Camara Sankofa and Shanelle Thomas are conscientious, dedicated professionals. Mr. Sankofa is an educator. Ms. Thomas is in human services. They also happen to be of African descent. They live quietly, responsibly, and lawfully. They are a couple that should have had nothing to fear when two years ago, on their way home from a day of work, they were pulled over by a Michigan State trooper. Their reasonable expectation should have been that, within moments after the stop, they would receive either a citation or a warning and they would be on their way. But that’s not what happened.
During a stop that lasted nearly 90 minutes, the couple was made to exit their vehicle. They were asked whether they possessed illegal drugs. They were questioned separately. K9 units were called. Their vehicle was emptied and searched. They were made to engage in lengthy discussions about matters having nothing to do with an alleged traffic offense that was supposedly the basis for the stop. And when it was all over, they were told to leave - empty-handed. No citation was issued. No warning was given. They were subjected to about 90 minutes of stress, intimidation and humiliation - for no reason at all.
When considering the experiences of George Floyd, Breonna Taylor, Eric Garner and the ever-growing list of Black people who have lost their lives at the hands of law enforcement, some may be tempted to conclude Mr. Sankofa and Ms. Thomas have no reason to complain. Such thoughts ignore the raw terror they, and thousands of other Black people across the country experience every day each time they are stopped by police officers, regardless of whether they suffer injury or death as a result. It is a terror rooted in their knowledge that far too many people of color have been injured or killed by police officers. It is a terror fueled by a feeling that if during an encounter they too become victims of police violence, they have no one to call. It is a terror that comes over me each time my teen-aged son asks to borrow the car keys.
The ACLU of Michigan has learned that various communities of color have had alarming encounters with MSP, but the ACLU has heard accounts by Black drivers stopped by MSP that are remarkably similar to what Mr. Sankofa and Ms. Thomas endured. It’s all there in each case – the apparently pretextual stop, the questioning about drugs, the order to exit the vehicle, the summoning of K-9s, the vehicle search – everything. It triggered suspicions that led to ACLU Freedom of Information Act requests in 2016 and 2017 that yielded records of racially disproportionate traffic stops.

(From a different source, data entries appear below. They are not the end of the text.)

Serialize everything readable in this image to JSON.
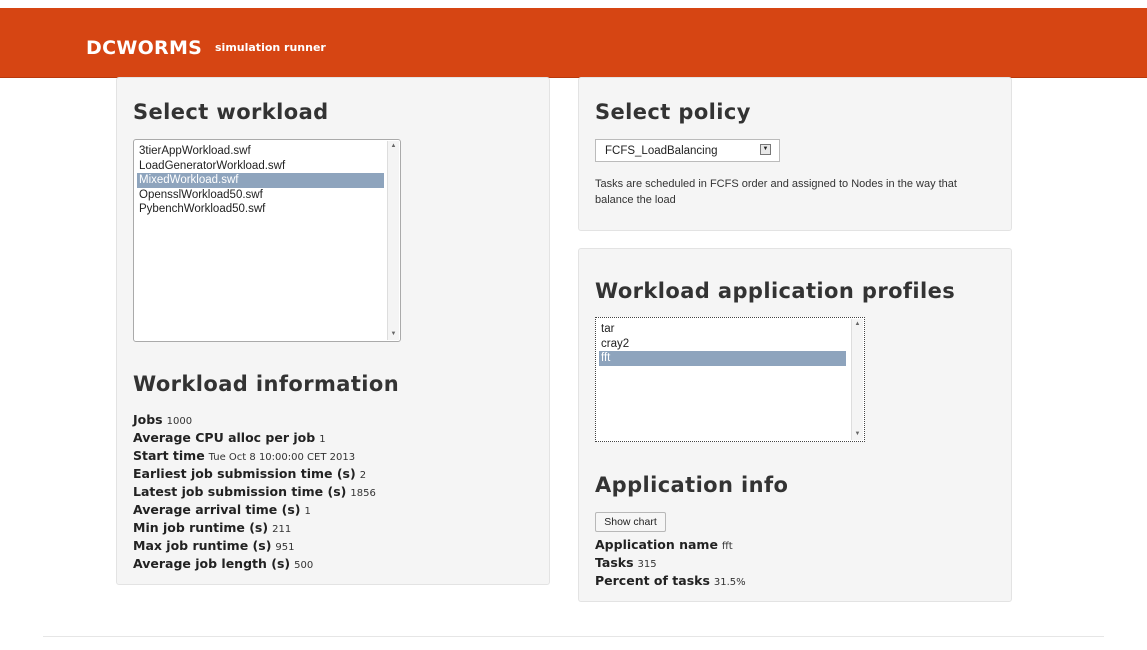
{
  "header": {
    "brand": "DCWORMS",
    "tagline": "simulation runner"
  },
  "workload": {
    "title": "Select workload",
    "items": [
      "3tierAppWorkload.swf",
      "LoadGeneratorWorkload.swf",
      "MixedWorkload.swf",
      "OpensslWorkload50.swf",
      "PybenchWorkload50.swf"
    ],
    "selected": "MixedWorkload.swf"
  },
  "workload_info": {
    "title": "Workload information",
    "rows": [
      {
        "label": "Jobs",
        "value": "1000"
      },
      {
        "label": "Average CPU alloc per job",
        "value": "1"
      },
      {
        "label": "Start time",
        "value": "Tue Oct 8 10:00:00 CET 2013"
      },
      {
        "label": "Earliest job submission time (s)",
        "value": "2"
      },
      {
        "label": "Latest job submission time (s)",
        "value": "1856"
      },
      {
        "label": "Average arrival time (s)",
        "value": "1"
      },
      {
        "label": "Min job runtime (s)",
        "value": "211"
      },
      {
        "label": "Max job runtime (s)",
        "value": "951"
      },
      {
        "label": "Average job length (s)",
        "value": "500"
      }
    ]
  },
  "policy": {
    "title": "Select policy",
    "selected": "FCFS_LoadBalancing",
    "description_line1": "Tasks are scheduled in FCFS order and assigned to Nodes in the way that",
    "description_line2": "balance the load"
  },
  "profiles": {
    "title": "Workload application profiles",
    "items": [
      "tar",
      "cray2",
      "fft"
    ],
    "selected": "fft"
  },
  "app_info": {
    "title": "Application info",
    "show_chart_label": "Show chart",
    "rows": [
      {
        "label": "Application name",
        "value": "fft"
      },
      {
        "label": "Tasks",
        "value": "315"
      },
      {
        "label": "Percent of tasks",
        "value": "31.5%"
      }
    ]
  },
  "colors": {
    "navbar": "#d64513",
    "selection": "#8ea4bd",
    "panel": "#f5f5f5"
  }
}
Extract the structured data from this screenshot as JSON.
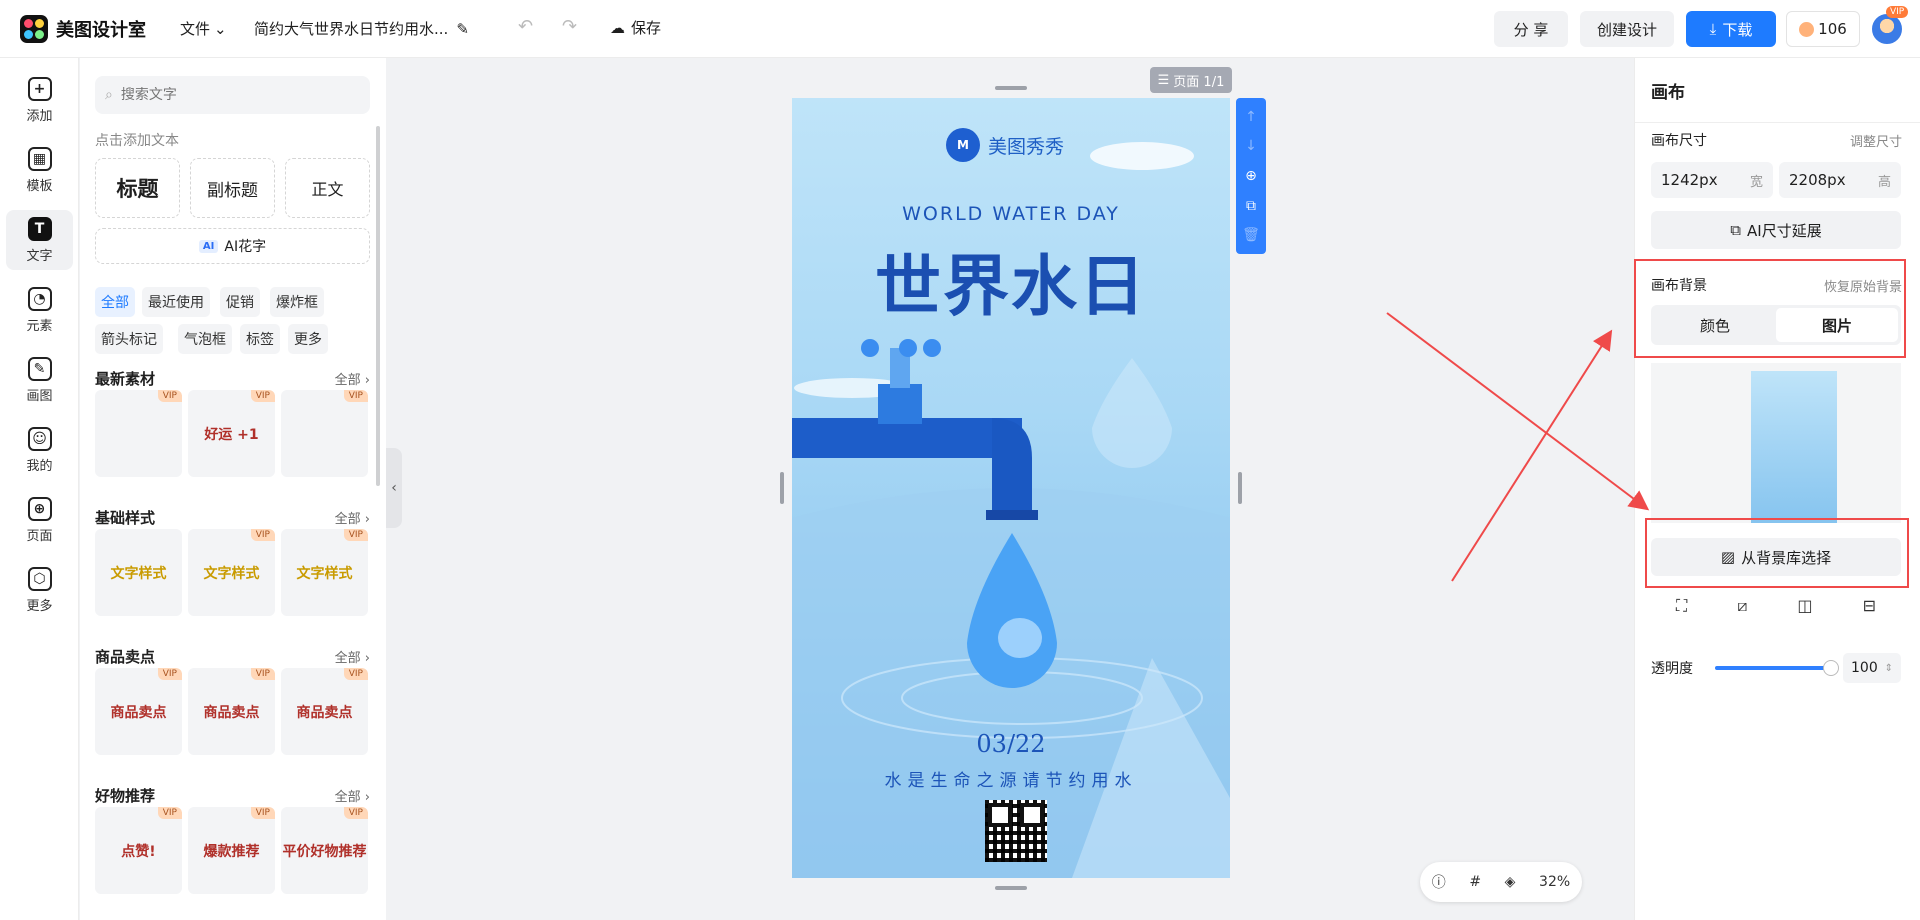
{
  "app": {
    "name": "美图设计室"
  },
  "topbar": {
    "file_menu": "文件",
    "doc_title": "简约大气世界水日节约用水...",
    "save_label": "保存",
    "share_label": "分 享",
    "create_label": "创建设计",
    "download_label": "下载",
    "coins": "106",
    "vip_badge": "VIP"
  },
  "leftnav": {
    "items": [
      {
        "label": "添加",
        "icon": "plus-icon",
        "glyph": "+"
      },
      {
        "label": "模板",
        "icon": "template-icon",
        "glyph": "▦"
      },
      {
        "label": "文字",
        "icon": "text-icon",
        "glyph": "T"
      },
      {
        "label": "元素",
        "icon": "element-icon",
        "glyph": "◔"
      },
      {
        "label": "画图",
        "icon": "draw-icon",
        "glyph": "✎"
      },
      {
        "label": "我的",
        "icon": "user-icon",
        "glyph": "☺"
      },
      {
        "label": "页面",
        "icon": "page-icon",
        "glyph": "⊕"
      },
      {
        "label": "更多",
        "icon": "cube-icon",
        "glyph": "⬡"
      }
    ],
    "active_index": 2
  },
  "text_panel": {
    "search_placeholder": "搜索文字",
    "click_add_label": "点击添加文本",
    "title_btn": "标题",
    "subtitle_btn": "副标题",
    "body_btn": "正文",
    "ai_tag": "AI",
    "ai_btn": "AI花字",
    "chips": [
      "全部",
      "最近使用",
      "促销",
      "爆炸框",
      "箭头标记",
      "气泡框",
      "标签",
      "更多"
    ],
    "active_chip": "全部",
    "all_label": "全部",
    "sections": [
      {
        "title": "最新素材",
        "tiles": [
          {
            "text": "",
            "vip": true
          },
          {
            "text": "好运 +1",
            "vip": true
          },
          {
            "text": "",
            "vip": true
          }
        ]
      },
      {
        "title": "基础样式",
        "tiles": [
          {
            "text": "文字样式",
            "vip": false
          },
          {
            "text": "文字样式",
            "vip": true
          },
          {
            "text": "文字样式",
            "vip": true
          }
        ]
      },
      {
        "title": "商品卖点",
        "tiles": [
          {
            "text": "商品卖点",
            "vip": true
          },
          {
            "text": "商品卖点",
            "vip": true
          },
          {
            "text": "商品卖点",
            "vip": true
          }
        ]
      },
      {
        "title": "好物推荐",
        "tiles": [
          {
            "text": "点赞!",
            "vip": true
          },
          {
            "text": "爆款推荐",
            "vip": true
          },
          {
            "text": "平价好物推荐",
            "vip": true
          }
        ]
      }
    ],
    "vip_label": "VIP"
  },
  "canvas": {
    "page_indicator": "页面 1/1",
    "zoom": "32%",
    "design": {
      "brand": "美图秀秀",
      "headline_en": "WORLD WATER DAY",
      "headline_cn": "世界水日",
      "date": "03/22",
      "slogan": "水是生命之源请节约用水"
    }
  },
  "right_panel": {
    "title": "画布",
    "canvas_size_label": "画布尺寸",
    "adjust_size_link": "调整尺寸",
    "width_value": "1242px",
    "width_unit": "宽",
    "height_value": "2208px",
    "height_unit": "高",
    "ai_expand_btn": "AI尺寸延展",
    "bg_label": "画布背景",
    "restore_bg_link": "恢复原始背景",
    "tab_color": "颜色",
    "tab_image": "图片",
    "active_tab": "图片",
    "bg_library_btn": "从背景库选择",
    "opacity_label": "透明度",
    "opacity_value": "100"
  },
  "colors": {
    "accent": "#1e7bff",
    "annotation_red": "#ef4a4a",
    "title_blue": "#1b4fb1"
  }
}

In letters, meetings, memoranda and private conversations, the ACLU expressed its concern to MSP and strongly urged over the course of several years that the agency engage an expert to take a look at the agency’s policies and the troopers’ practices to determine whether racial profiling occurs routinely. On March 5, 2019, ACLU sent the then new MSP director a comprehensive memorandum detailing the issues and concerns. MSP has steadfastly refused to take the important step of engaging an expert, even though the agency’s own research not only shows that Black drivers are disproportionately stopped but that this disparity has also trended upward. Although African Americans are 14 percent of Michigan’s population, they represented 17 percent of traffic stops in 2017; 19 percent in 2018; and 20 percent in 2019. MSP’s stubborn resistance to transparency left no alternative to a lawsuit that was recently filed by the ACLU on behalf of Mr. Sankofa and Ms. Thomas.
Racial profiling is not only unconstitutional and morally wrong, it’s bad policing. After analyzing substantial data in North Carolina, authors of the book Suspect Citizens explained: “African Americans are much more likely to be searched after a stop than white drivers, but less likely to be found with drugs, guns, alcohol or other forms of contraband after discretionary searches…” These trends have been documented nationally. So, when troopers are busy searching drivers of color and finding nothing, white motorists carrying illegal cargo zoom by without being noticed.
The racially disparate treatment is due largely to racial stereotypes. There is a standing, unacknowledged presumption in some law enforcement circles that people of color are likely to be engaged in illegal drug activity. That presumption was present when Mr. Sankofa and Ms. Thomas were stopped. There was nothing to suggest that this young, professional couple was in any way involved with narcotics. Yet, one of the first things a trooper asked was whether they had drugs in the car. In fact, the troopers were so committed to this stereotype-driven presumption, that they could not bring themselves to accept the couple’s sincere denial of drug involvement. It took dogs, an invasive, fruitless search, and nearly 90 minutes of the couple’s humiliation to finally lead to the troopers’ release of the couple without citations or warnings.
An expert’s comprehensive examination of Michigan State Police race-related practices is long-overdue. Michigan can’t afford to have others experience Mr. Sankofa’s and Ms. Thomas’ trauma.